United Way campaign’s allocations process uses community input
When United Way Galveston County Mainland campaigns for funds every Fall, some might wonder what happens to that money once it’s collected. Who decides where the money goes and how do they go about making those decisions?
The process is not driven by United Way administrators, but by about 60 community volunteers
who visit the member agencies that apply for funds, review their requests and make recommendations to the board of directors of the United Way Galveston County Mainland. The board, also composed of volunteers, makes the final decisions.
“I love the allocations system because it’s so accountable to the community,” said Willie Windham, Vice President of UWGCM, a community volunteer who chairs one of six teams that reviews the agency requests. Windham served as Co-Chair of the allocations council in 2010, which is comprised of the leaders of each team who together submit a final set of disbursement recommendations to the United Way board. “It’s a great concept because it’s a true grassroots system that works,” she said.
When asked how long she has been involved with United Way and the allocation process, she jokingly states “she’s been doing this for about 100 years.”
“As donors,” Windham said, “we can’t all take the time to review the agencies. One of the things I like is that United Way brings together community volunteers who have nothing at stake, volunteers who can take an unbiased look with an outsider’s perspective at the programs and agencies, assess their needs and make recommendations.”
To determine how the money is distributed, six allocation teams of ten-to-eleven community volunteers review as many as five agencies.

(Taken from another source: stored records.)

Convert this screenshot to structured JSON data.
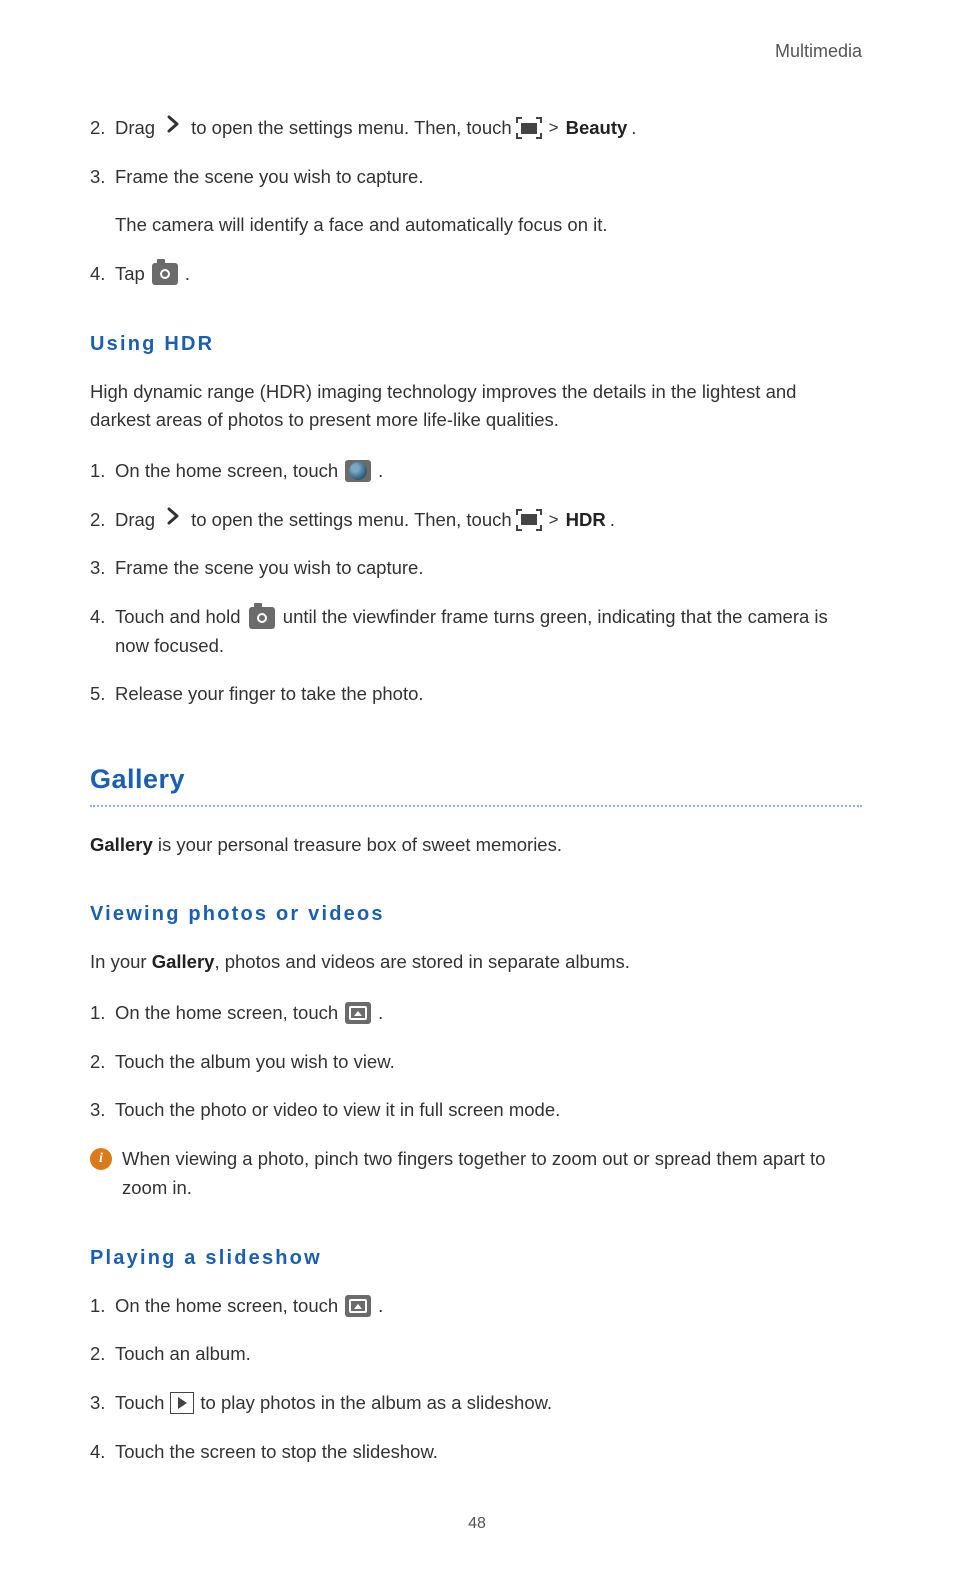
{
  "header": {
    "section": "Multimedia"
  },
  "beauty": {
    "step2a": "2.",
    "step2_drag": "Drag",
    "step2_b": "to open the settings menu. Then, touch",
    "step2_mode": "Beauty",
    "step3a": "3.",
    "step3": "Frame the scene you wish to capture.",
    "step3_sub": "The camera will identify a face and automatically focus on it.",
    "step4a": "4.",
    "step4": "Tap",
    "period": "."
  },
  "hdr": {
    "heading": "Using  HDR",
    "intro": "High dynamic range (HDR) imaging technology improves the details in the lightest and darkest areas of photos to present more life-like qualities.",
    "s1a": "1.",
    "s1": "On the home screen, touch",
    "s2a": "2.",
    "s2_drag": "Drag",
    "s2_b": "to open the settings menu. Then, touch",
    "s2_mode": "HDR",
    "s3a": "3.",
    "s3": "Frame the scene you wish to capture.",
    "s4a": "4.",
    "s4_pre": "Touch and hold",
    "s4_post": "until the viewfinder frame turns green, indicating that the camera is now focused.",
    "s5a": "5.",
    "s5": "Release your finger to take the photo.",
    "period": "."
  },
  "gallery": {
    "heading": "Gallery",
    "intro_bold": "Gallery",
    "intro_rest": " is your personal treasure box of sweet memories."
  },
  "viewing": {
    "heading": "Viewing  photos  or  videos",
    "intro_pre": "In your ",
    "intro_bold": "Gallery",
    "intro_post": ", photos and videos are stored in separate albums.",
    "s1a": "1.",
    "s1": "On the home screen, touch",
    "s2a": "2.",
    "s2": "Touch the album you wish to view.",
    "s3a": "3.",
    "s3": "Touch the photo or video to view it in full screen mode.",
    "tip": "When viewing a photo, pinch two fingers together to zoom out or spread them apart to zoom in.",
    "period": "."
  },
  "slideshow": {
    "heading": "Playing  a  slideshow",
    "s1a": "1.",
    "s1": "On the home screen, touch",
    "s2a": "2.",
    "s2": "Touch an album.",
    "s3a": "3.",
    "s3_pre": "Touch",
    "s3_post": "to play photos in the album as a slideshow.",
    "s4a": "4.",
    "s4": "Touch the screen to stop the slideshow.",
    "period": "."
  },
  "page": "48"
}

The agencies are usually grouped together by the type of services they offer. These groups include Income, Education and Health, and each agency can appear in more than just one group.
The teams review outcome models, data, budgets and agencies’ improvements and particular concerns. They learn about agency objectives, clients, collaborations, gaps in services and any emerging issues the agencies are facing.
Helping the allocation teams with this process is United Way Galveston County Mainland’s, Chris Delesandri, Resource Development Director; Betty Willis, Finance Director and Leslie Jackson, Administrative Assistant.
The teams then decide how much should be allocated to each agency; these decisions are based on the impact of the programs, programming initiatives, community needs and other parameters.
The leader of each team is a member of the allocations Panel Leaders, which subsequently meets and reviews each team’s recommendations. The Allocations Committee Chair presents recommendations to the board, which designates the funds.
If you are interested in the allocations process, in learning more about the benefits the health and human service agencies provide, or in volunteering in Galveston County, contact United Way Galveston County Mainland at 409-948-4211.